There are probably a few out there reading this who will remember Huey Lewis and the News, or perhaps you’re a fan of Christian Bale and his performance in American Psycho which prominently featured a notoriously catchy song by the band, “It’s Hip to be Square”. While the song itself was a relative hit, for me it’s Bale’s character’s critique of the band that is particularly poignant when considering Audis from the 1980s:
“You like Huey Lewis and the News? Their early work was a little too new wave for my taste, but when Sports came out in ’83, I think they really came into their own, commercially and artistically. The whole album has a clear, crisp sound, and a new sheen of consummate professionalism that really gives the songs a big boost. He’s been compared to Elvis Costello, but I think Huey has a far more bitter, cynical sense of humor. I think their undisputed masterpiece is “Hip to Be Square,” a song so catchy, most people probably don’t listen to the lyrics. But they should, because it’s not just about the pleasures of conformity, and the importance of trends, it’s also a personal statement about the band itself!”
Audi reinvented itself in the 1980s; with crisp, clean new designs that stood apart from their countrymen. They were boxy but aerodynamic, clean and economical – yet at the same time, they were really noticeable, looked expensive and have stood the test of time. Yet few people partook in these 1980s Audis compared to some more period marques. If Mercedes-Benz was the sign that you had made it to opulent wealth and still made good decisions, BMW was the sign that – well, you’d just made it to wealth. But Audis, though quite dear in price, were always a bit different; outsiders in their own land. Whilst everyone else took tried and true paths, Audi forged ahead through unusual means – small displacement, turbocharged motors feeding locking differentials and all-wheel drive, for example.

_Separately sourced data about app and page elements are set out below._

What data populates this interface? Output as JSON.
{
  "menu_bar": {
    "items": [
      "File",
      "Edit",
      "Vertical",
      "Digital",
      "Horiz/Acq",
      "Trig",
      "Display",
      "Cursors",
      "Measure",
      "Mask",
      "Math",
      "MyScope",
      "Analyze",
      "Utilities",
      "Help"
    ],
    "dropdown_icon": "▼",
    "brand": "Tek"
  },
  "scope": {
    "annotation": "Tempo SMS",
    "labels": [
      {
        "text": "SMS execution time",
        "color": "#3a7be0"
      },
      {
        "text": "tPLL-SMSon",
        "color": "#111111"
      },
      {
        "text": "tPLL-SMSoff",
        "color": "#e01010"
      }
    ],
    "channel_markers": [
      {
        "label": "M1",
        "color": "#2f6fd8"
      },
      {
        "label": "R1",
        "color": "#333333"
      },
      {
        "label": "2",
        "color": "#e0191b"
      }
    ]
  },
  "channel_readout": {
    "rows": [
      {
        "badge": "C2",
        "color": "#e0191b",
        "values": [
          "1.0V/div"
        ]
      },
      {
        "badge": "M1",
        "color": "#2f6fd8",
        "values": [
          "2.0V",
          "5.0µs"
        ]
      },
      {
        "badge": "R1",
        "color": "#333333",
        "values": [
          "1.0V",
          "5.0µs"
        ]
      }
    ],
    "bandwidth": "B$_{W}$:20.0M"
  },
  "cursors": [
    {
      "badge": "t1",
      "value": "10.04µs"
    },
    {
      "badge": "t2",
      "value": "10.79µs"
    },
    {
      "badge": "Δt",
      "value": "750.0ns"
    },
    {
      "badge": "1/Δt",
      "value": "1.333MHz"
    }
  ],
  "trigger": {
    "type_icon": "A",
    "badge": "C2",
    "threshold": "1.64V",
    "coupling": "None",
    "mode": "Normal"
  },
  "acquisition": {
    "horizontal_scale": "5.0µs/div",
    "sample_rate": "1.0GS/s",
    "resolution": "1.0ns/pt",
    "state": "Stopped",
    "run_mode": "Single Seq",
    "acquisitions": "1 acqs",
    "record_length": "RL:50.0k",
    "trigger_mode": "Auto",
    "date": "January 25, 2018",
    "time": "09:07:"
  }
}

Every model seemed to be a statement within itself that the company was different, and few embody that ethos quite as well as the 5000CS quattro and Coupe GT: